So what does this data really tell us? It seems that students are mostly aware of derivative problems from using smartphones, while they still believe that it is necessary to have a smartphone for convenience.
This seems to be the newest type of “caffeine addiction.” Many people enjoy caffeinated coffee, and some people are actually addicted to it. While the majority of people control their ingestion of caffeine, some people ingest excessive amounts of caffeine due to addiction, which can cause a serious blood pressure issue, or even stroke. While these addicted people know that excessive amount of caffeine will hurt their health, it is not so easy for them to stop drinking caffeinated beverage, because it has become an everyday habit or routine for them to work or live. It appears that smartphone addiction looks just like the caffeine addiction. People know smartphones distract them too much, yet they keep using them excessively for convenience, which eventually becomes a bad habit.
If you find yourself alarmed after reading this article, here are some tips to cut down the latest addiction. Hopefully this helps to lead your healthier lifestyle.
1) Be conscious of the situations and emotions that make you want to check your phone: boredom, loneliness or anxiety.
2) Be strong when your phone beeps or rings. You do not always have to answer it in situations like when you are eating with family, waiting for a girlfriend or boyfriend and reading books.

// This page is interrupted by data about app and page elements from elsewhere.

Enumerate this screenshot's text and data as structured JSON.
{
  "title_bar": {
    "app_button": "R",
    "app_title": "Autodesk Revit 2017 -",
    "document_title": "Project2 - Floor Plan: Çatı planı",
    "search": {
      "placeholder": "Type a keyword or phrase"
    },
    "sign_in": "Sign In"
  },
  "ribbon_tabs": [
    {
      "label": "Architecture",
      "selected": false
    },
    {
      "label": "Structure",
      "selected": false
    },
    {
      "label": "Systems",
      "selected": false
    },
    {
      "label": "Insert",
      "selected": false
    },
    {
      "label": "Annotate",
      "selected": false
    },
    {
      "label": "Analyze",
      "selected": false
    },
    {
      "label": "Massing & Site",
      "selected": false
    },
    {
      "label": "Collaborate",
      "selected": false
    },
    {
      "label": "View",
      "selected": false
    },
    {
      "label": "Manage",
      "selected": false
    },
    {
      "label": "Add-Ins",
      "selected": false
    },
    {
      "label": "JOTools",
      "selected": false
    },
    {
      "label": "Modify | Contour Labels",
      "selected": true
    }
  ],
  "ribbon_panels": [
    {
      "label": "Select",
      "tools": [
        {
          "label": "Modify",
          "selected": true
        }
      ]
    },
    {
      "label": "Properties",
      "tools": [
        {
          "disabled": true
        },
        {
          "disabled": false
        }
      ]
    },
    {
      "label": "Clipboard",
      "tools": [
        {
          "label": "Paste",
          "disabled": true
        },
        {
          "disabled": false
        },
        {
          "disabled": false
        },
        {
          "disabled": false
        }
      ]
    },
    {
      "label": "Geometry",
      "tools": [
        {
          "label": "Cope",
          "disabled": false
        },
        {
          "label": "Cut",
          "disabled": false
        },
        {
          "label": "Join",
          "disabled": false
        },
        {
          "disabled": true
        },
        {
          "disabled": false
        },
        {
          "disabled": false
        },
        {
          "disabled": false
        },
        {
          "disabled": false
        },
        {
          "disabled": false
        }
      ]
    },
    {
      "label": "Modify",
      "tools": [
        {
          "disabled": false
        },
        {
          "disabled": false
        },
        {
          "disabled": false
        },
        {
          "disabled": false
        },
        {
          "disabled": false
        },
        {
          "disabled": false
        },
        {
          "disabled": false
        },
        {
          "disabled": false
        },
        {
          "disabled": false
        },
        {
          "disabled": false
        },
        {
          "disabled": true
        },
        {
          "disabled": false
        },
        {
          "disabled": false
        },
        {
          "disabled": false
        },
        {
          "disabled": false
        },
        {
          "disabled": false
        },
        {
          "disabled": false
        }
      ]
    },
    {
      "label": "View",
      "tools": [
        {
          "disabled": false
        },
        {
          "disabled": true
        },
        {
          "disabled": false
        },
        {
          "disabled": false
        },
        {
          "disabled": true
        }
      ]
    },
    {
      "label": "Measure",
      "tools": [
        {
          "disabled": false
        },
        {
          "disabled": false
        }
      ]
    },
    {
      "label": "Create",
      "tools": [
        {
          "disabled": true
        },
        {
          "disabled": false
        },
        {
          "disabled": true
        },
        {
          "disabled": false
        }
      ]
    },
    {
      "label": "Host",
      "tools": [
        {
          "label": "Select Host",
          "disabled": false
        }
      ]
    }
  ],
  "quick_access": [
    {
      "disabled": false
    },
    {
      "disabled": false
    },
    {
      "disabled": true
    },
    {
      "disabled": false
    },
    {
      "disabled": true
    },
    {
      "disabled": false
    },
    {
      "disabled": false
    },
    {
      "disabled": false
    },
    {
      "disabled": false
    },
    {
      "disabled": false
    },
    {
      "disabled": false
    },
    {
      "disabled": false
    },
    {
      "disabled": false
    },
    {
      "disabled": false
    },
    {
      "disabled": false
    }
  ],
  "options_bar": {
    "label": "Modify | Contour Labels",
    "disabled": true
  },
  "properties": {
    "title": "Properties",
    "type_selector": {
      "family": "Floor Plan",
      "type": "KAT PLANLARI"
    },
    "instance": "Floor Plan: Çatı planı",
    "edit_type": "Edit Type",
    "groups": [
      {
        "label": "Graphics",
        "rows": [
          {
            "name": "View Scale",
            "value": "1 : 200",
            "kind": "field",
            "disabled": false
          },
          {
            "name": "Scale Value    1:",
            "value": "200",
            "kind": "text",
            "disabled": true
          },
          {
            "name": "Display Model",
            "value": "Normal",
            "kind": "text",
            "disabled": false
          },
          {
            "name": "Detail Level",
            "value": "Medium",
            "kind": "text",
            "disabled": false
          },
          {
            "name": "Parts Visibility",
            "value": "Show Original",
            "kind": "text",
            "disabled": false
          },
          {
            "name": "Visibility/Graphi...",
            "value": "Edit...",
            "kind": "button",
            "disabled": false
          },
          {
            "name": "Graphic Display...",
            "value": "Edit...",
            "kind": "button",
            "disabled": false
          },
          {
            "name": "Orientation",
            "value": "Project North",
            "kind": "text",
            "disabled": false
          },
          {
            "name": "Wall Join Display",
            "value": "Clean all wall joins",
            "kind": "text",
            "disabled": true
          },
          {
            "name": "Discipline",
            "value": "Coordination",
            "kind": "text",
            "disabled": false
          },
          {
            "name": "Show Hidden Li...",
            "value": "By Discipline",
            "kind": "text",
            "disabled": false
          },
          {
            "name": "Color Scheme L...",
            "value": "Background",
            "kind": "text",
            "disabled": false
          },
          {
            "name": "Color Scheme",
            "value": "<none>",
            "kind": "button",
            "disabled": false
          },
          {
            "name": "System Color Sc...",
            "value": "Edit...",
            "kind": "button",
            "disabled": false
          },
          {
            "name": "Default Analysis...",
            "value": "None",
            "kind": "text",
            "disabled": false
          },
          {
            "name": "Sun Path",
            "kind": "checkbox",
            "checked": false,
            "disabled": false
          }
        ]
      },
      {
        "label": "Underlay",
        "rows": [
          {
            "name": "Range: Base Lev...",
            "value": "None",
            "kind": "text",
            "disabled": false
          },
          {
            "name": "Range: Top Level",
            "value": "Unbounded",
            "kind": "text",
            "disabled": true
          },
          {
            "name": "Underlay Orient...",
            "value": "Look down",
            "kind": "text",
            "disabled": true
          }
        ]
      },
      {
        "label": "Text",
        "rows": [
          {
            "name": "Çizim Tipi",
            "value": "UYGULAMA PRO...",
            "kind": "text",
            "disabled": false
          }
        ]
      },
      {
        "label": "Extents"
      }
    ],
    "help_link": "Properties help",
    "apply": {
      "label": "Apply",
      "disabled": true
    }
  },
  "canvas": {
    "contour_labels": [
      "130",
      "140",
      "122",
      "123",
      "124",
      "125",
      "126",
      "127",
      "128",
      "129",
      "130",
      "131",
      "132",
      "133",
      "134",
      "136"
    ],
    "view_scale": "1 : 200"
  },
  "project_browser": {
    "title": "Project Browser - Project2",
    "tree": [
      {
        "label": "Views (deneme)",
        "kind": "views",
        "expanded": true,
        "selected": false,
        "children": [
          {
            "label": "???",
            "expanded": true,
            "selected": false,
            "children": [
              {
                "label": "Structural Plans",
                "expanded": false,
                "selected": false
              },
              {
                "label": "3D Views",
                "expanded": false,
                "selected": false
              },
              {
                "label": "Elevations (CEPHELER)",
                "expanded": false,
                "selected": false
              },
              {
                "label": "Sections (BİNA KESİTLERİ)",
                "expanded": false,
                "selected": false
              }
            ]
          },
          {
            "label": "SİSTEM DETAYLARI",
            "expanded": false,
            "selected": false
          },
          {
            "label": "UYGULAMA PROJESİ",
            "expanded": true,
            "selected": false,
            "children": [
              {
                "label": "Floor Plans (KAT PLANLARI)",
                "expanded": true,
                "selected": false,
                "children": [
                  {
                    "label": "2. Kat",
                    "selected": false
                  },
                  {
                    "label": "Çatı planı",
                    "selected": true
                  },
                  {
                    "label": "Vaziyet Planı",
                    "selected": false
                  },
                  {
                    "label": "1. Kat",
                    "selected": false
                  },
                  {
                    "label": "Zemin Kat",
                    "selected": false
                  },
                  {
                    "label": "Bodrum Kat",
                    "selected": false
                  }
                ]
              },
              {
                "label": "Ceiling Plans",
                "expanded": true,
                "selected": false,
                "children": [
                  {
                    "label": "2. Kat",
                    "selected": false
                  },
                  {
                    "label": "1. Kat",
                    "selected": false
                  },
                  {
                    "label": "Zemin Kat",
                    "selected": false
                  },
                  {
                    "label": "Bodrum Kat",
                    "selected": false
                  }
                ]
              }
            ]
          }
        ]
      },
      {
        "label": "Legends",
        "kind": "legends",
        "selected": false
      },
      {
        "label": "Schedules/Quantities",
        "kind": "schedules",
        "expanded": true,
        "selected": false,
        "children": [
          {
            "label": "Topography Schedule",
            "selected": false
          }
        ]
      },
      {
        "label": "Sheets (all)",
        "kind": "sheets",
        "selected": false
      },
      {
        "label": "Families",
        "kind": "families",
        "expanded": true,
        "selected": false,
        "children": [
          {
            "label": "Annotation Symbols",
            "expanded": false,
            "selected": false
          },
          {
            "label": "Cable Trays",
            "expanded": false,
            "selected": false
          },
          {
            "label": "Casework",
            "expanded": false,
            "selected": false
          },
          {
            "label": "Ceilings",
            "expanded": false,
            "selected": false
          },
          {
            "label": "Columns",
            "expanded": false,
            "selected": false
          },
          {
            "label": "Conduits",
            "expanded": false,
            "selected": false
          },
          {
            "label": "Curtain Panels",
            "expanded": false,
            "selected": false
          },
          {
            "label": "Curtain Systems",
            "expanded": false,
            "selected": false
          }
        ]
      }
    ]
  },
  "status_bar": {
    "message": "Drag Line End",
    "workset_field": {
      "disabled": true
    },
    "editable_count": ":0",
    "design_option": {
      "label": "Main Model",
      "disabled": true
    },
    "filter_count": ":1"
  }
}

You can avoid temptation by turning off the alert signals.
3) Be disciplined about not using your device in certain situations or at certain hours.